Her original name was Tommelise. Tommel is the Danish word for thumb. When Hans Christian Andersen made up this name, he was clearly inspired by older folklore existing in Denmark and other countries. Just for context, Thumbelina appeared in 1835, twenty-three years after the Grimm brothers' first collection featuring Daumling, and eighteen years after the writer Rasmus Nyerup referenced a Danish folklore character named Svend Tommling.
Andersen is one of the most frequently translated fairy tale writers in the world, and for every translation of his work, there's another name for Tommelise. Here's a list:
Gishtëza (gisht = finger; Gishtëza translates literally as Thimble)

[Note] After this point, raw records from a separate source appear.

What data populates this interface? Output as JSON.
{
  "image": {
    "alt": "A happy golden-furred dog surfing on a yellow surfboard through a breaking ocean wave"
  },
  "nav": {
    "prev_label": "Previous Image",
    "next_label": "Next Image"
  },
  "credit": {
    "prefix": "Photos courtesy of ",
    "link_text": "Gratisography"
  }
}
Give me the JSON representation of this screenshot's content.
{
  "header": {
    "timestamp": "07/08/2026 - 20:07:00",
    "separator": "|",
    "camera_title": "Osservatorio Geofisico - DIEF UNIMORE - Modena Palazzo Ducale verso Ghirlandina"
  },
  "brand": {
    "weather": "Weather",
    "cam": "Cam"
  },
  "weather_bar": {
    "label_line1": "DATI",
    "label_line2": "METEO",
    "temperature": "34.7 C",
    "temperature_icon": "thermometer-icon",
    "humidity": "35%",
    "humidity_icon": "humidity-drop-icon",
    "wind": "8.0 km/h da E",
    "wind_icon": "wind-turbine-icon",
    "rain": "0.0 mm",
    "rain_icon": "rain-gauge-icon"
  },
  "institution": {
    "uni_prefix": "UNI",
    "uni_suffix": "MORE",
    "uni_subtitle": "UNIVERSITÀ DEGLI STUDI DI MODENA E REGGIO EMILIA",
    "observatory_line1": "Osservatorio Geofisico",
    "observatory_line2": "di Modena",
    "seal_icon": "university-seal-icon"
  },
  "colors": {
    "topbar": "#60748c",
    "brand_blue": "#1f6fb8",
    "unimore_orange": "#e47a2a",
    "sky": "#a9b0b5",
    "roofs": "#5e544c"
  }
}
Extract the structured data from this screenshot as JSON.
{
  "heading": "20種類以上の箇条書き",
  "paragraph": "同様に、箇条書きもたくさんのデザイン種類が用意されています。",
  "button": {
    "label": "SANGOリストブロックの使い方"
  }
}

Matnačap'ikë or Matnachapik (մատ, mat = finger)
Erpurutxo (erpuru = thumb)
Цалёўка/Calioŭka (цалевы, calievy = inch)
খর্যকায়ার বিবব়ণ/Kharvakāyār vivaraṇa.
палечка/Palechka, Palečka (palets = thumb)
မလက်ငယ် (Ma Let-Than/Miss Little Finger)
Ditona (dit = finger)
Central Alaskan Yup'ik:
拇指姑娘 (Muzhǐ Gūniang, Thumb Girl)
Malenka (málo = small, maličký = tiny)
Duimelijntje (duim = thumb)
Pöial-Liisi (pöial = thumb)
Peukalo-Liisa (peukalo = thumb)
La Petite Poucette (pouce = thumb)
"Mam'zelle Tom Pouce" was used as the French title for the 1978 anime adaptation.
ნამცეცა (namts’ets’a, tiny)
Däumelinchen (from Daumen, thumb),
Τοσοδούλα (Tosodoúla – probably derived from the Greek word for “tiny”)
אצבעונית (Etsbeonit. This translates literally to Foxglove, which in Hebrew is derived from the word for finger. Foxglove flowers are the right size to be worn on fingers.
Hüvelyk Panna (huvelyk = Inch, Panna = nickname for Anna);
Pöttöm Panna (pöttöm = tiny)
Mignolina (from mignolo, Little Finger)
Pollicina (from pollice, thumb)
Þumalína (þumalfingur = thumb)
親指姫 - (Oyayubi-hime, Princess Thumb)
엄지 공주 - (Eomji gongju, Thumb Princess)
Īkstīte (īkšķis = thumb)
Coliukė (Colis = Inch)
Degețica (Deget = finger)
Polish – (list and translations by Bogusława Sochańska)
Calineczka (Rygiel 1909, Cal = Inch)
Calinka (Little Inch Girl, Lewestam 1859)
Calóweczka (Little One-Inch Girlie, 1892)
Paluszka (Little Finger Girl, Młodnicka 1892)
Malutka (Little One, 1898)
Dziecię elfów (Elfin Child, Niewiadomska 1899)
Kruszynka (Little Moppet, Przemski 1938)
Palusia (Little Finger Girlie, Tarnowski 1938)
Odrobinka (Little Whit Girl, Zechenter 1946).
Polegarzinha (polegar = thumb)
Дюймовочка / Dyuĭmovochka (Дюйм = Inch)
Лизок с вершок/Lizok-s-Vershok (a literal translation of Tommelise)
Крошка/Kroshka (tiny; A. Fedorov-Davydov)
Томмелиза/Tommeliza (S. Zaymovsky)
Лизо́к с ноготок/Lizok-s-nokotok (nokotok = nail)
Палчица, Palčica (Палац, Palac = Thumb)
Palculienka (palec = thumb)
Tummelisa (tumme = thumb)
Pulgarcilla (pulgar = thumb)
Almendrita (little almond)
Cô bé tí hon (tiny little girl)
Tí hon ("tiny" – a name also used for the Grimms’ Thumbling).
Nàng Út or Nang ngón út (Miss Little Finger) is also translated as Thumbelina.
Bodlen (bawd = thumb)
Researching folktales and fairies, with a focus on common tale types.